The wait is finally over. It has been a long 10 weeks without any horse racing in Britain and Ireland and it has forced many racing professionals and supporters to sit back and reflect on what they do and why they do it.
For some, perhaps they won’t have missed it as much as they expected and the absence will have revealed that maybe it isn’t for them as much as they had previously thought.
For many more though, one suspects that the enforced break will have made them realise just how much they love the sport and will have them bursting with reinvigorated enthusiasm for the return of it.
All of that enthusiasm will be required for what might well prove to be the greatest opportunity for horse racing to grow its audience in a generation. The Covid-19 crisis has and will continue to have a catastrophic effect on many aspects of horse racing, but it has resulted in a situation whereby it will be one of the very few live sports taking place for the next few weeks.
Terrestrial television has responded to this by giving horse racing an unprecedented volume of primetime coverage both on ITV in Britain and RTE in Ireland. With plenty of live action also on Sky Sports Racing, now is our time to shine.
The importance of terrestrial coverage of horse racing as a recruitment tool for new followers in normal circumstances cannot be overstated, but the value of it in the coming weeks is going to be absolutely off the scale. We as a sport must respond to and capitalise on an opportunity that is highly unlikely to come knocking again.
While being the only show in town is certainly a huge help in getting eyes on our sport, it isn’t going to be enough to get the result we as a sport want. We have to captivate, intrigue and educate those new viewers. Thus, it is hugely important that our racing media is fully aware that we will be preaching to a much broader church for the next few weeks.

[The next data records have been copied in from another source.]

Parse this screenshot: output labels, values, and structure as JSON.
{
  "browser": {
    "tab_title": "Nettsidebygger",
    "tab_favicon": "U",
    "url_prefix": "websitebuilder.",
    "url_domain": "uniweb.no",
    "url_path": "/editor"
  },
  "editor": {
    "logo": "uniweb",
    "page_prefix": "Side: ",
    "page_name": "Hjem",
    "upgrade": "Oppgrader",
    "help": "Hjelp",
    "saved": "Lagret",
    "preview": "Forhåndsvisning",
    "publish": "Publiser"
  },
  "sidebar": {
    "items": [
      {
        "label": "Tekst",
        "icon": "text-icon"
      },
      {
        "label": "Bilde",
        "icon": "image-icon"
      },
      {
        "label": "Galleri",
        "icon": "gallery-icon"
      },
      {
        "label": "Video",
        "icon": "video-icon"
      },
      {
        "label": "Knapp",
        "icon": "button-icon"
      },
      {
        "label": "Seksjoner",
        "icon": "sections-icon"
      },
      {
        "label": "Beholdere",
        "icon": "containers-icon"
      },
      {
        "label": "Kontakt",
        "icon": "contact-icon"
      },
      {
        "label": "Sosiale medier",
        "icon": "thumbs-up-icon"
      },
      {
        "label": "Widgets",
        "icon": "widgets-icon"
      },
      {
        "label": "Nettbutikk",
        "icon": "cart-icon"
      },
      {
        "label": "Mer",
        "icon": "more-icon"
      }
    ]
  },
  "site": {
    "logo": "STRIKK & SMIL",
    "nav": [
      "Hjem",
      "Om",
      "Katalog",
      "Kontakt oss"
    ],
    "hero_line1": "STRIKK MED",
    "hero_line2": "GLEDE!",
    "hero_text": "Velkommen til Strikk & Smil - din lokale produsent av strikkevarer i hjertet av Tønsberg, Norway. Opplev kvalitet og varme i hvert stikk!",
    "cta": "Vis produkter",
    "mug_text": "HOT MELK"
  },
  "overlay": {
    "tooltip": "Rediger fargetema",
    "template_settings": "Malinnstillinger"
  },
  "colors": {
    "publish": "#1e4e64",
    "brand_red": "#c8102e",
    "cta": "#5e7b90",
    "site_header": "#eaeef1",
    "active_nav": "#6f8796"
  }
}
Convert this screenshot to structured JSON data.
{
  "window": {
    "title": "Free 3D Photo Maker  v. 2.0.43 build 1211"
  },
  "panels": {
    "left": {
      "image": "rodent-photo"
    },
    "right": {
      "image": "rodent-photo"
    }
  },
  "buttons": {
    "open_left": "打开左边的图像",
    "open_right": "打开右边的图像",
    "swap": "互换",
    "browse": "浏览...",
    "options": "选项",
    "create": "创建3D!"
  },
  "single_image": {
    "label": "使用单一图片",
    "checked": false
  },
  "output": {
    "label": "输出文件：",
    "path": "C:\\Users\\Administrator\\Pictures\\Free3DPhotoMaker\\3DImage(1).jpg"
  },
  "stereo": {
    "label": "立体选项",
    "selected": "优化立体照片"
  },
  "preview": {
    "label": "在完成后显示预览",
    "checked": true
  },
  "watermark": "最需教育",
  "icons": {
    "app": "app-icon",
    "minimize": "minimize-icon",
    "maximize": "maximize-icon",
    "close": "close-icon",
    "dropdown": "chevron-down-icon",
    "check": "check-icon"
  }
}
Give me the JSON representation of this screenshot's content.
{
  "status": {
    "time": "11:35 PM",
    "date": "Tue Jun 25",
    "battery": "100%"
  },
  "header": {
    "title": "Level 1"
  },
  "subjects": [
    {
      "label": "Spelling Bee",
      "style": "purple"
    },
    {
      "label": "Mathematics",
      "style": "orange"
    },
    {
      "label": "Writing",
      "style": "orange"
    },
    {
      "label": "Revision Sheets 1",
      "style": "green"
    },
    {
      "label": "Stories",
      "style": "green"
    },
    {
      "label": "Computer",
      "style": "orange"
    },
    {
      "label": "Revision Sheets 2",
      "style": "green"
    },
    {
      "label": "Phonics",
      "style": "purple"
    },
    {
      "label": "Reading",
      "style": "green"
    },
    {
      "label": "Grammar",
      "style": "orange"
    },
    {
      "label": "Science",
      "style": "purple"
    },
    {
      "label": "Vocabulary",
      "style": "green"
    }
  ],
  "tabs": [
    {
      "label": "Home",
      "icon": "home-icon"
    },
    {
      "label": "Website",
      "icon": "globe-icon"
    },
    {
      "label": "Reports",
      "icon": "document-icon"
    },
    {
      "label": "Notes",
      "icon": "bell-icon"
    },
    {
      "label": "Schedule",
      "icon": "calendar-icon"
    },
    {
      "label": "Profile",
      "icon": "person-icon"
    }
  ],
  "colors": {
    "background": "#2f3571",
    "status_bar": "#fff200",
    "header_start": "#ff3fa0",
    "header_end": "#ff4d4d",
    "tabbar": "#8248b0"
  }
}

I am not suggesting that we dumb down our sport, but we must seek to make its wonderful complexities and quirks as accessible as possible to as many viewers as possible.
The ITV Racing approach of seeking to explain the complexities of the sport rather than assuming the viewer is familiar with them hasn’t always gone down with the more informed members of their viewership. However, for the next few weeks more than ever, everyone in our sport needs to buy into the importance of preaching to the many rather than the few in the interests of the greater good of the sport.
It will be a challenge for broadcasters to achieve this and indeed to convey the excitement of our sport given that the majority of broadcasters will be obliged to be based off-track due to Covid-19 protocols, but it can be done.
While the scope for interviewing the participants will be reduced and different to what we are used to, it is so important that those trainers and jockeys that are interviewed are conscious of the wider audience they are speaking to and how big an opportunity this is for horse racing.
There is absolutely no question that personalities can sell sport and racing is full of wonderful characters, but so many of them switch it off as soon as they are on camera. Now more than ever is the time for them to show their personalities and sell their passion for our sport to the audience.
Not only do we have to be conscious of the broader church we are preaching to, we also need to be acutely aware that many people looking in won’t be fully aware or comfortable with racing resuming whilst other sports are left in the starting blocks. As has been seen throughout this crisis, horse racing is an appealing punch bag for many when it comes to mainstream criticism.
Our broadcasters and journalists need to be ready to get in front of any criticisms with assertive explanations for why our sport is resuming when others are not. Horse racing has nothing to hide in this regard and shouldn’t be shy in demonstrating this to any uninformed sections of the public.
Horse racing will have the stage to itself in the coming weeks. Now it’s up to everyone in the sport to do their best to captivate the audience and have them coming back for more.